Work task: Going line by line through the entries, count those containing "icon" and state only the result.

START Dataset records

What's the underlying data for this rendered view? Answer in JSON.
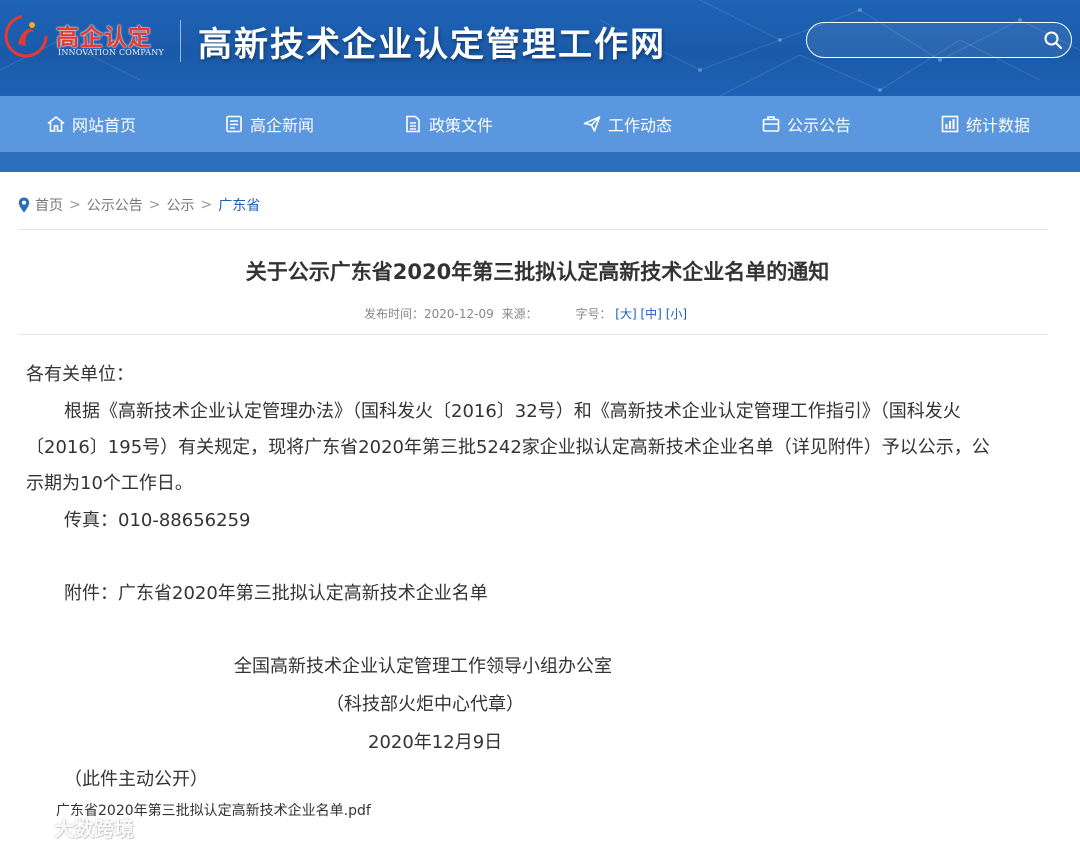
{
  "header": {
    "logo_cn": "高企认定",
    "logo_en": "INNOVATION COMPANY",
    "site_title": "高新技术企业认定管理工作网",
    "search": {
      "value": "",
      "placeholder": ""
    },
    "colors": {
      "header_bg": "#1f63b6",
      "logo_red": "#e23b32"
    }
  },
  "nav": {
    "items": [
      {
        "label": "网站首页",
        "icon": "home-icon"
      },
      {
        "label": "高企新闻",
        "icon": "news-icon"
      },
      {
        "label": "政策文件",
        "icon": "document-icon"
      },
      {
        "label": "工作动态",
        "icon": "send-icon"
      },
      {
        "label": "公示公告",
        "icon": "briefcase-icon"
      },
      {
        "label": "统计数据",
        "icon": "chart-icon"
      }
    ],
    "bg_color": "#5b97de"
  },
  "breadcrumb": {
    "items": [
      "首页",
      "公示公告",
      "公示",
      "广东省"
    ],
    "separator": ">"
  },
  "article": {
    "title": "关于公示广东省2020年第三批拟认定高新技术企业名单的通知",
    "meta": {
      "publish_label": "发布时间：",
      "publish_date": "2020-12-09",
      "source_label": "来源：",
      "font_label": "字号：",
      "font_large": "[大]",
      "font_medium": "[中]",
      "font_small": "[小]"
    },
    "salutation": "各有关单位：",
    "paragraph_lines": [
      "根据《高新技术企业认定管理办法》（国科发火〔2016〕32号）和《高新技术企业认定管理工作指引》（国科发火",
      "〔2016〕195号）有关规定，现将广东省2020年第三批5242家企业拟认定高新技术企业名单（详见附件）予以公示，公",
      "示期为10个工作日。"
    ],
    "fax": "传真：010-88656259",
    "attachment_line": "附件：广东省2020年第三批拟认定高新技术企业名单",
    "signature_org": "全国高新技术企业认定管理工作领导小组办公室",
    "signature_note": "（科技部火炬中心代章）",
    "signature_date": "2020年12月9日",
    "public_note": "（此件主动公开）",
    "attachment_file": "广东省2020年第三批拟认定高新技术企业名单.pdf"
  },
  "watermark": {
    "text": "大数跨境"
  }
}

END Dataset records

Answer box: 6